First, Petitioner raises several arguments regarding the R&R's statement of the standard of review under the AEDPA, the standard of review regarding application of Arizona's procedural default rules, the standard of review regarding cause and prejudice, and the standard of review regarding fundamental miscarriage of justice. The Court has reviewed the R&R's statements of the standards of review objected to by Petitioner. The Court finds that the R&R's statements of the standards of review is correct and overrules Petitioner's objection number one.
Moreover, to the extent that Petitioner's objection is but a general objection, the Court is relieved of any obligation to review a general objection to the R & R. See Thomas v. Arn, 474 U.S. 140, 149 (1985) (stating that no review at all is required for "any issue that is not the subject of an objection."); United States v. Reyna-Tapia, 328 F.3d 1114, 1121 (9th Cir. 2003) (same).
Petitioner's second objection to the R&R's Blakely v. Washington, 542 U.S. 296 (2004), analysis stating that "retroactivity is irrelevant, " is overruled because, as the R&R correctly determines, Blakely was decided over one year after Petitioner's conviction had become final, and was determined under Teague v. Lane, 489 U.S. 288 (1989), not to apply retroactively.
Petitioner's third objection that none of his ineffective assistance of counsel ("IAC") claims were waived or defaulted is overruled because the R&R properly found that Petitioner failed to exhaust all of his IAC claims in state court by failing to present them to the Arizona Court of Appeals.
Petitioner's fourth objection that proper exhaustion is shown on the record and therefore the R&R mistakenly conducted a cause and prejudice analysis and a fundamental miscarriage of justice analysis is overruled. The R&R properly found that Petitioner did not exhaust all of his claims in state court and properly considered cause and prejudice and fundamental miscarriage of justice arguments.
Petitioner's fifth objection regarding the R&R's fundamental miscarriage of justice analysis is overruled. Under Schlup v. Delo, 513 U.S. 298, 321 (1995), an exception to procedural default is limited to habeas petitioners who can establish that new evidence shows that "a constitutional violation has probably resulted in the conviction of one who is actually innocent." Here, Petitioner merely relitigates the evidence presented at trial. The R&R properly found that such arguments do not establish that a fundamental miscarriage of justice occurred.

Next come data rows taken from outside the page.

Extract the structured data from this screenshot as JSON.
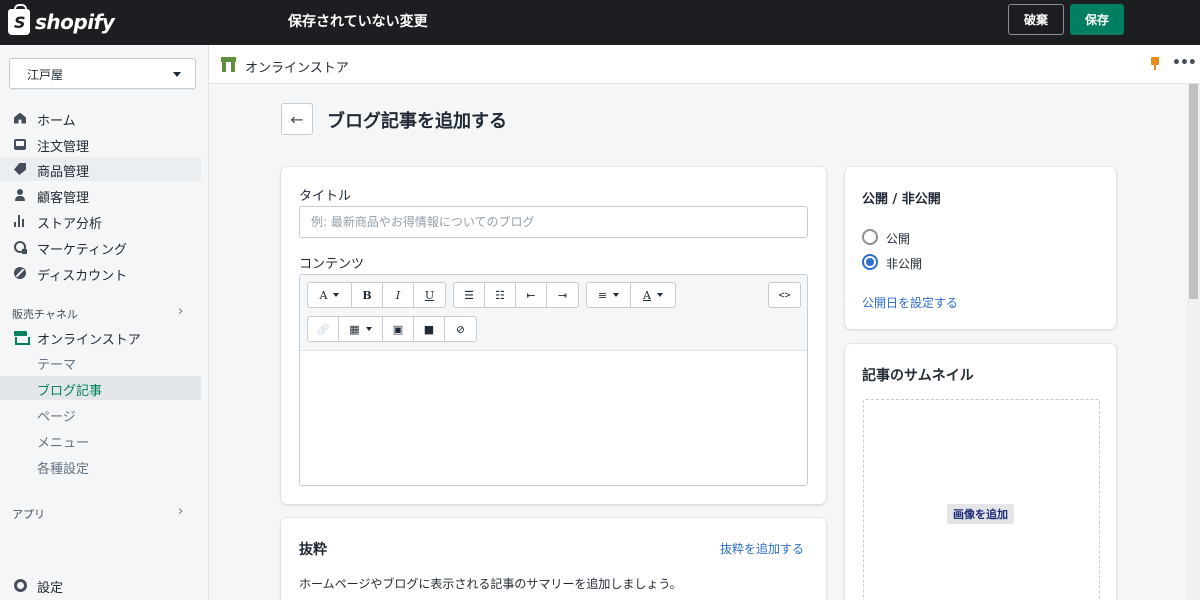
{
  "topbar": {
    "brand": "shopify",
    "unsaved_title": "保存されていない変更",
    "discard_label": "破棄",
    "save_label": "保存"
  },
  "sidebar": {
    "store_name": "江戸屋",
    "nav": [
      {
        "label": "ホーム",
        "icon": "home-icon"
      },
      {
        "label": "注文管理",
        "icon": "inbox-icon"
      },
      {
        "label": "商品管理",
        "icon": "tag-icon"
      },
      {
        "label": "顧客管理",
        "icon": "person-icon"
      },
      {
        "label": "ストア分析",
        "icon": "bar-chart-icon"
      },
      {
        "label": "マーケティング",
        "icon": "target-icon"
      },
      {
        "label": "ディスカウント",
        "icon": "discount-icon"
      }
    ],
    "sales_channels_label": "販売チャネル",
    "online_store_label": "オンラインストア",
    "sub_items": [
      "テーマ",
      "ブログ記事",
      "ページ",
      "メニュー",
      "各種設定"
    ],
    "apps_label": "アプリ",
    "settings_label": "設定"
  },
  "strip": {
    "title": "オンラインストア"
  },
  "page": {
    "title": "ブログ記事を追加する"
  },
  "main_card": {
    "title_label": "タイトル",
    "title_placeholder": "例: 最新商品やお得情報についてのブログ",
    "content_label": "コンテンツ",
    "toolbar": {
      "font": "A",
      "bold": "B",
      "italic": "I",
      "underline": "U",
      "html": "<>"
    }
  },
  "excerpt_card": {
    "heading": "抜粋",
    "add_link": "抜粋を追加する",
    "description": "ホームページやブログに表示される記事のサマリーを追加しましょう。"
  },
  "visibility_card": {
    "heading": "公開 / 非公開",
    "options": [
      "公開",
      "非公開"
    ],
    "selected": "非公開",
    "set_date_link": "公開日を設定する"
  },
  "thumbnail_card": {
    "heading": "記事のサムネイル",
    "add_image": "画像を追加"
  },
  "colors": {
    "topbar": "#1c1e22",
    "primary": "#008060",
    "link": "#2c6ecb"
  }
}
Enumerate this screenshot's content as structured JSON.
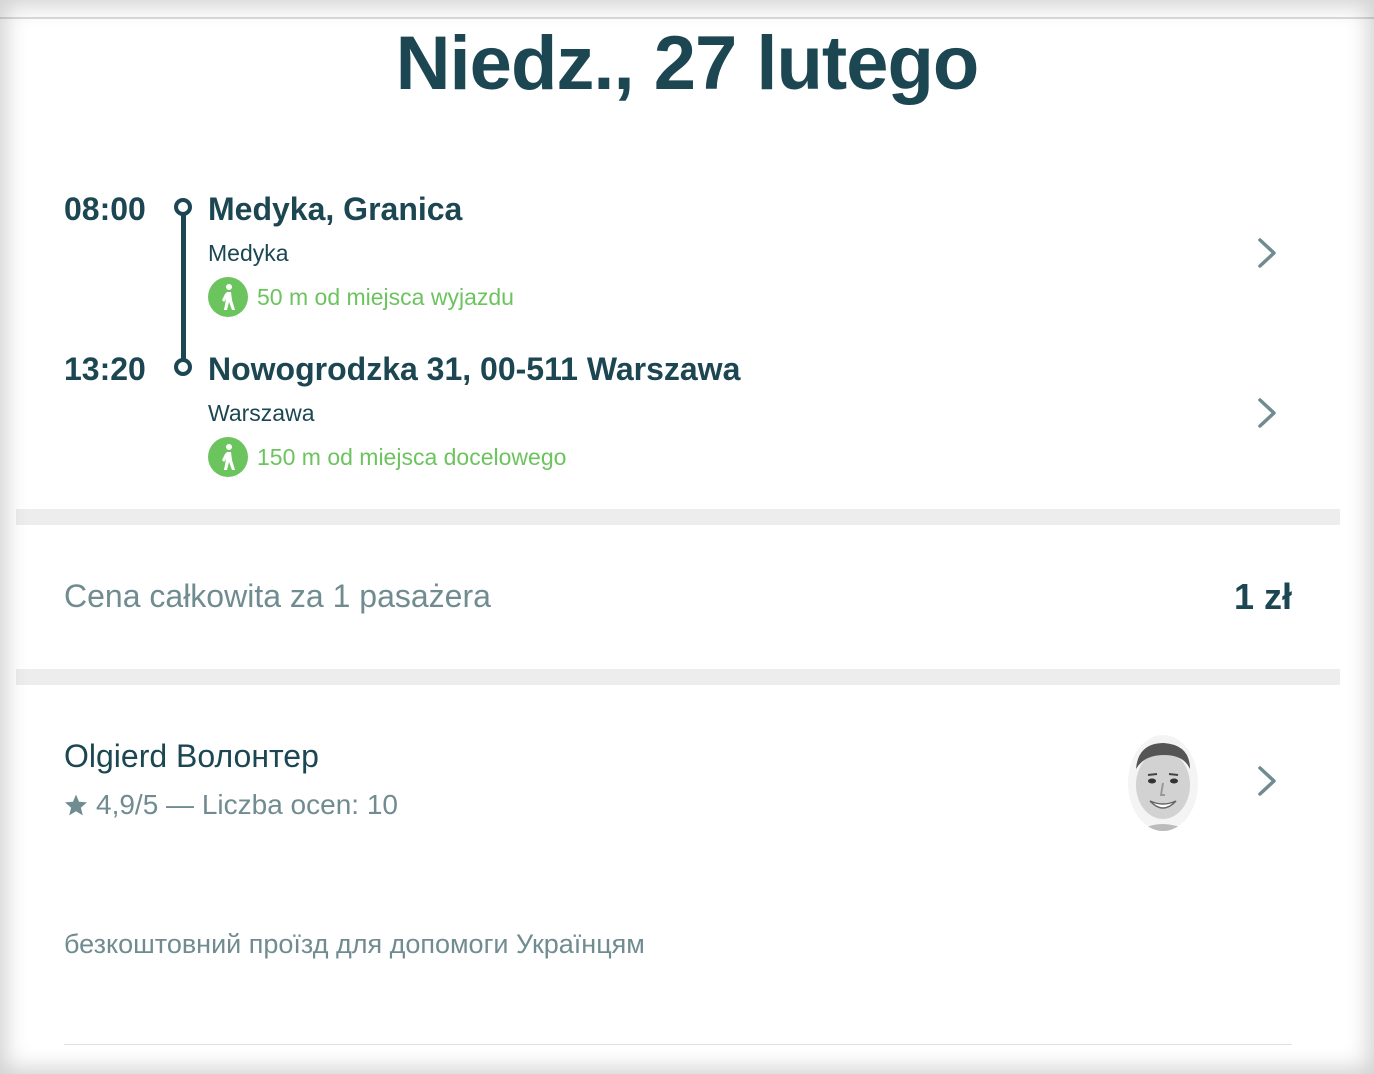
{
  "header": {
    "date": "Niedz., 27 lutego"
  },
  "route": {
    "departure": {
      "time": "08:00",
      "place": "Medyka, Granica",
      "city": "Medyka",
      "walk_distance": "50 m od miejsca wyjazdu"
    },
    "arrival": {
      "time": "13:20",
      "place": "Nowogrodzka 31, 00-511 Warszawa",
      "city": "Warszawa",
      "walk_distance": "150 m od miejsca docelowego"
    }
  },
  "price": {
    "label": "Cena całkowita za 1 pasażera",
    "value": "1 zł"
  },
  "driver": {
    "name": "Olgierd Волонтер",
    "rating": "4,9/5 — Liczba ocen: 10"
  },
  "description": "безкоштовний проїзд для допомоги Українцям",
  "colors": {
    "primary": "#1b4652",
    "secondary": "#708c91",
    "walk_green": "#6cc45e",
    "separator": "#ededed"
  },
  "icons": [
    "pedestrian-icon",
    "chevron-right-icon",
    "star-icon",
    "driver-avatar"
  ]
}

Petitioner's sixth objection argues that the R&R improperly found that the requirements of Alcala v. Woodford, 334 F.3d 862 (9th Cir. 2003) (applying pre-AEDPA standards) were not met regarding his IAC claim that counsel failed to call beneficial witnesses at trial. This objection is overruled because the testimony identified by Petitioner of the two witnesses not called at trial, Michael Perrin and Steven Anchondo, would have supported the prosecution's claim that Petitioner was the shooter by providing identification evidence, physical evidence of the handgun, and a motive. The R&R properly recommended that the state court's ruling was not an unreasonable application of Strickland v. Washington, 466 U.S. 668 (1984). (See R&R, Doc. 120 at 32-34.)
Petitioner's seventh objection argues that the R&R improperly analyzed Missouri v. Frye, 132 S.Ct. 1399 (2012), alleging that his counsel improperly failed to advise him of a plea offer. In Frye, the Court undertook the question of whether defense counsel had a duty to communicate the terms of a formal plea offer to his client on terms and conditions that may result in a lesser sentence, a conviction on lesser charges, or both. Id . The Court held that defense counsel has the duty to communicate formal offers from the prosecution to accept a plea on terms and conditions that may be favorable to the accused. ...